In fact, they are so agreeable that when these people are confronted with anything, they tend to just sweep their feelings under the rug.
So the next best thing to releasing some of those nerves is to stand up for yourself or at the very least say something. Your body could be signaling to you to speak up for yourself and to stop sweeping your feelings under the rug.
7. Take a short walk & get some fresh air.
During a typical jitter episode, the body tenses up and it doesn’t feel good. This is because it thinks a threat is nearby, whether it’s safe or not.
Incidentally, when these feelings take over, there is no better time than to take a short walk and breathe the fresh air.

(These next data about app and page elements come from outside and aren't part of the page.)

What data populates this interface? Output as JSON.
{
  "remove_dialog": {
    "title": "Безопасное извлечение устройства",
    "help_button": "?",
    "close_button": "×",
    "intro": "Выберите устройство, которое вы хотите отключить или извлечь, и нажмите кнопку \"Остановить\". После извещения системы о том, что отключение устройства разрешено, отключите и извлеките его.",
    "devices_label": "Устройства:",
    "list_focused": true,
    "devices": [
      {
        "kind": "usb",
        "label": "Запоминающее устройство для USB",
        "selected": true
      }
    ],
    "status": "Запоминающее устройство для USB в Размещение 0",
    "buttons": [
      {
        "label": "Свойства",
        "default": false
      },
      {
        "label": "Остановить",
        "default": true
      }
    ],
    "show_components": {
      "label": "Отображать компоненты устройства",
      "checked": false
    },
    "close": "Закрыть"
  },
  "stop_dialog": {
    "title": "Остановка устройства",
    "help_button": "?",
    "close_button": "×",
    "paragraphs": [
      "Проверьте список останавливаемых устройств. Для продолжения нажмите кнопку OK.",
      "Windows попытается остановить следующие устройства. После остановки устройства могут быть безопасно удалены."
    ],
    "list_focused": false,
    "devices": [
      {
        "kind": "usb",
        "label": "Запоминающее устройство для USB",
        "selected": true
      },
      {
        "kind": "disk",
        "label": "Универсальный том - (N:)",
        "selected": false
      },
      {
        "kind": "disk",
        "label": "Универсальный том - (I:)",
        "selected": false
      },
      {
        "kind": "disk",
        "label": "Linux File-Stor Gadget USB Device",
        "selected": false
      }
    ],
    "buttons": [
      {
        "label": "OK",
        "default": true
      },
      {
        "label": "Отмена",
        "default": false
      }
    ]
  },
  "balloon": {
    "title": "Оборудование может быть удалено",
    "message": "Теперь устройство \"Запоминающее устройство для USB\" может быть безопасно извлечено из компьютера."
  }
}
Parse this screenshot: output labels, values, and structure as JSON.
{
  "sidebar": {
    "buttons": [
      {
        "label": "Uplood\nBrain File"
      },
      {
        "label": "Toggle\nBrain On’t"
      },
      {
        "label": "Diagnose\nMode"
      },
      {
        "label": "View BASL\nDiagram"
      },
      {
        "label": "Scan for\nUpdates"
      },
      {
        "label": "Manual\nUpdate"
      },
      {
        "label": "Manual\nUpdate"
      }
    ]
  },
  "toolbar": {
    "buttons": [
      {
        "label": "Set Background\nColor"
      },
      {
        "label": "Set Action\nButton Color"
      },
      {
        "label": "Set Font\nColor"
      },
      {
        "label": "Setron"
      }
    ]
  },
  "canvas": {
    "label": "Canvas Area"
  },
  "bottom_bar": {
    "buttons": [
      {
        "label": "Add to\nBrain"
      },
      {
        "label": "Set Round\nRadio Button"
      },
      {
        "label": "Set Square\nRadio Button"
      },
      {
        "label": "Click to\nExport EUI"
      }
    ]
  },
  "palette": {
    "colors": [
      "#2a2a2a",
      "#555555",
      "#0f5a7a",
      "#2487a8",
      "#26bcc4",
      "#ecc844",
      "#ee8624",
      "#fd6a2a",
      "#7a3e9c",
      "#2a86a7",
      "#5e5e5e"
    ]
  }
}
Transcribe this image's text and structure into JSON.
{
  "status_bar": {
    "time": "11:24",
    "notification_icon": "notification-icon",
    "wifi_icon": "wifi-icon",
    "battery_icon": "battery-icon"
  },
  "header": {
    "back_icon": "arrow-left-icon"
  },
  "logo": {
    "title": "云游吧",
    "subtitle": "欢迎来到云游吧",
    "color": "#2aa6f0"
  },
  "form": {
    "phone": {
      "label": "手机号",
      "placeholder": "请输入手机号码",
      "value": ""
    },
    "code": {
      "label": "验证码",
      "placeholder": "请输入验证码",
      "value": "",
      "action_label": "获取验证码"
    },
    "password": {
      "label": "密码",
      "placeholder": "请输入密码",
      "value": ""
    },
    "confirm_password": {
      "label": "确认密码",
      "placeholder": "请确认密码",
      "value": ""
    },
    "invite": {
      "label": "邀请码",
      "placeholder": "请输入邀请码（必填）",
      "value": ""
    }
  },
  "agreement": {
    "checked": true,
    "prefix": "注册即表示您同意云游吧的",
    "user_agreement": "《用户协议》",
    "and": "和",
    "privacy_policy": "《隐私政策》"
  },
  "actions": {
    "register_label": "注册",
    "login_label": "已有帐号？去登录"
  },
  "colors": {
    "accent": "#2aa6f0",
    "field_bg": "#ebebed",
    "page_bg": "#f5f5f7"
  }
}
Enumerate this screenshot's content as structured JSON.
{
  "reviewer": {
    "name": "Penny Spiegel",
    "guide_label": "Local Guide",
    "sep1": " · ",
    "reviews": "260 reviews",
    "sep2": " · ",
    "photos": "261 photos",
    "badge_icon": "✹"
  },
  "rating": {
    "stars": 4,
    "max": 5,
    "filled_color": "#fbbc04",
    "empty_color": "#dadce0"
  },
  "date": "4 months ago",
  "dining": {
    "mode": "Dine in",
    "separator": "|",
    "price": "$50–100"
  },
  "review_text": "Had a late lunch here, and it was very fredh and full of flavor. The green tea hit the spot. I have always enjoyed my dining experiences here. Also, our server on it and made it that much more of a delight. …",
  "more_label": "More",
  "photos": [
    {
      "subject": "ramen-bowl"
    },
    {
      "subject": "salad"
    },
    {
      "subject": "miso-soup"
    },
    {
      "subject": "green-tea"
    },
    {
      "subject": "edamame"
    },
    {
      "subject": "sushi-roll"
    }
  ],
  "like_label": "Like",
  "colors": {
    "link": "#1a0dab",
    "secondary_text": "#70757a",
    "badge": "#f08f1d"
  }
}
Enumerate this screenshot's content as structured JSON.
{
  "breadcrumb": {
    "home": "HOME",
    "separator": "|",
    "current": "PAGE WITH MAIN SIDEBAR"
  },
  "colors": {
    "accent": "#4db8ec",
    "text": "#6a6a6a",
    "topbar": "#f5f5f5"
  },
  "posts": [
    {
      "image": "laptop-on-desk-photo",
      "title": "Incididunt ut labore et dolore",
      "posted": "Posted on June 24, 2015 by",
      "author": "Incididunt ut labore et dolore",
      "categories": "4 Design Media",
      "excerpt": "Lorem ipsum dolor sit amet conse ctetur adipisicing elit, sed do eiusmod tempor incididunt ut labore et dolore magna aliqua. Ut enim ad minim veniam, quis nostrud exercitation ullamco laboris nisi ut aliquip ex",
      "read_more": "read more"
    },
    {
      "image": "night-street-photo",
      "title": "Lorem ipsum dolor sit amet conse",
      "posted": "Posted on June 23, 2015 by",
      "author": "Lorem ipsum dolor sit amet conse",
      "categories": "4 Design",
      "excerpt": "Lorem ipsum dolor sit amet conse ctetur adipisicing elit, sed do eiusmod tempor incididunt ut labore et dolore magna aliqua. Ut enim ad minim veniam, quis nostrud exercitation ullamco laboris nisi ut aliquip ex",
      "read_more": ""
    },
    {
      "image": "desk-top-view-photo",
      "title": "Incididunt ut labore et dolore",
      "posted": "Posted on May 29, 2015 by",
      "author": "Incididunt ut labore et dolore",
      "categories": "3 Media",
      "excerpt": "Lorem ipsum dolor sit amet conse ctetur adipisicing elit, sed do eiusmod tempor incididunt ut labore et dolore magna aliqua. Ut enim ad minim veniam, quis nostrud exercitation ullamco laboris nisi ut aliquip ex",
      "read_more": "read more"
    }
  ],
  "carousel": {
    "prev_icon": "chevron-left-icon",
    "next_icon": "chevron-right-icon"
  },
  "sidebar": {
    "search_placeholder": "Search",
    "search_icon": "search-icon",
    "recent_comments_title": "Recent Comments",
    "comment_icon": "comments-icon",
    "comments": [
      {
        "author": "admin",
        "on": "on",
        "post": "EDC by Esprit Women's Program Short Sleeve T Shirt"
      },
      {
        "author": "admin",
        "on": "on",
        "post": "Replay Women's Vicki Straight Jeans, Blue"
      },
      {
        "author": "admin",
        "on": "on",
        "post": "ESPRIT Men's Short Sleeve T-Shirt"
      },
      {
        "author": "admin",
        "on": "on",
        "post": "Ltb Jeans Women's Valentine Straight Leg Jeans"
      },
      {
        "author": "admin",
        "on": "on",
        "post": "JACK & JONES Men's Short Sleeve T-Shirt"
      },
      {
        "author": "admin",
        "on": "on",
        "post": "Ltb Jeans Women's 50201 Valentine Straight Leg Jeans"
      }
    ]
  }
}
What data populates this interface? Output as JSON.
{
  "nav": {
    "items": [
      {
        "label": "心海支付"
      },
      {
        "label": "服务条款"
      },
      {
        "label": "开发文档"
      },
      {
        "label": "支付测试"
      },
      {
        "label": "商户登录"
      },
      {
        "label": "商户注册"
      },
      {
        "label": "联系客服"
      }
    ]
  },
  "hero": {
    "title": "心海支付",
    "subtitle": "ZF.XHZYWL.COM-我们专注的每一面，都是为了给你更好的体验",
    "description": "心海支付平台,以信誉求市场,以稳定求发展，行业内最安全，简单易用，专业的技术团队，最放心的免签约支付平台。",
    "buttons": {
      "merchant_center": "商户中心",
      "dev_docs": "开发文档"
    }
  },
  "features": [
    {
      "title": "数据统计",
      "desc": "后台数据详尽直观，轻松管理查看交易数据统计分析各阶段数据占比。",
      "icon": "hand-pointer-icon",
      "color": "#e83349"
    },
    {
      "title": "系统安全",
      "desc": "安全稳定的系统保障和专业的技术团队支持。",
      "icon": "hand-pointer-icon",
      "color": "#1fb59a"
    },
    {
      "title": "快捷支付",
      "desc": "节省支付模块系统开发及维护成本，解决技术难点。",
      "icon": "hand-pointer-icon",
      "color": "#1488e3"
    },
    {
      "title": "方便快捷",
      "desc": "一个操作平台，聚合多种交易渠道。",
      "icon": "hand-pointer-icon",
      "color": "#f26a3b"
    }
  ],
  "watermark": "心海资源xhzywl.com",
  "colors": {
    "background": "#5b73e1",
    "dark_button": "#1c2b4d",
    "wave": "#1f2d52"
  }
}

Keep moving until you feel those urgent feelings (that are trying to keep you safe), start to pass. Move around, jump up, shake out your arms and legs, and wait until you feel more relaxed.
When your body is relaxed, that’s when you know you have safely released the jitters from your nervous system. And you may gain some extra insight into why you feel the way you do with the added fresh air.
8. Take advice from cognitive-behavioral therapists — and face it to change it.
When all else fails, take advice from cognitive-behavioral therapists and do something similar to what brings those jittery feelings — but make sure it’s far less frightening than the real deal.
For example, opt to give a short toast at a small intimate dinner as opposed to a speech at a wedding that you are preparing for.
Of course, this is just one small example, but if you take small similar steps around your jitters (so they can seem far less frightening), your jitters could be a thing of the past.
There you have it. You now have some healthier practices set in place to reduce those jittery feelings. The next time they arrive, you should be able to handle them accordingly.
And remember some key points from this article such as; focusing on what’s in front of you, remembering to breathe, using your voice, getting some fresh air, and face it if you would like to change how you feel!
Check out, 9 Ways To Calm Your Mind & Anxious Thinking (Without Meditation), next!
You may also like:
*This website, EverythingAbode.com, is copyrighted, and no part of this website may be copied, reproduced, recorded to redistribute, or used in any manner. Copyright by Everything Abode.
Hi, my name is Rebecca and I am the face behind Everything Abode! I am a lifestyle and wellness writer based out of Vancouver Island. When I’m not writing or exploring mountains and beaches with my furry rescue, I love spending time learning creative ways to manifest a healthy home. Thanks for stopping by!
Subscribe to Get the Tools That Make My Blog Successful!
When you join my newsletter, I'm going to send you insider advice and tools that I use to grow my blog! I only save the BEST for my email list so don't wait!